First, let’s take a look at the facts and statistics of small businesses. Some people run their small businesses out of the home, which is a great idea if it’s the kind of business that doesn’t require a physical location for clients to visit (a web developer, for example).

Research by the Family Liaison Office found that there are over 18.3 million home-based businesses in the U.S., which is equivalent to if everyone in the five largest cities—New York City, Los Angeles, Chicago, Houston, and Philadelphia—had a home-based business!

More than half of these businesses were classified in the “service” category. So if your small business idea deals with providing a service to clients, you might want to seriously consider working out of your own home, at least in the initial months.  Some other interesting fact about the state of small businesses from the Small Business Administration:

  • US small businesses employed 56.8 million people, or 48.0% of the private workforce, in 2013.
  • Small businesses created 1.1 million net jobs in 2013.
  • Firms with fewer than 100 employees have the largest share of small business employment.
  • in 2013 there was a 38.1% increase in minority ownership of small business'. 

Small Business Statistics

Considerations for Your Small Business Ideas

There are many important factors to consider when starting your own business. Here are just a few questions you’ll need to explore as you begin the transition to self-employment:

  1. Are there local, state, or licensure laws that apply to my type of business startup and operation?
  2. Should I establish myself as a sole proprietorship, a limited liability company (LLC), or a corporation (Inc.)?
  3. How will I market to potential clients—build a website, direct mail marketing, local advertising, word of mouth, professional and personal networking, etc.?
  4. Will I need a small business loan or can I begin working on a small amount of savings?
  5. If I plan on having employees, will I need to offer them health insurance and/or benefits according to state and federal regulations?
  6. Do I need to rent, buy, or lease equipment and does that factor into the cost to my client?

Being your own boss isn’t just about having great business ideas or even possessing business savvy. Your education may factor in more than you might think.

Research conducted by the United States Census Bureau reported that over 50% of business owners stated that they had earned a college degree.

You also can’t expect the same 40 hour, 9am-to-5pm work week that many people have. When it’s your business and you’re the boss, you’re always on the clock!

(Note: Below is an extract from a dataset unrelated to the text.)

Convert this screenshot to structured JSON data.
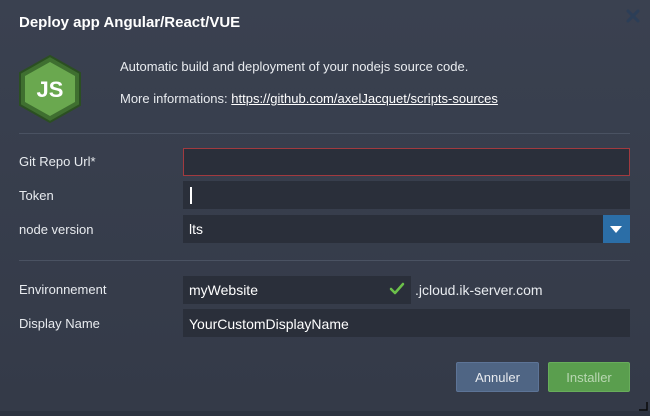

About 63% of business owners reported working more than 40 hours a week. 

If you’re interested in starting a specific type of small business, check out our small business blog series for help on how to kickstart your new career path!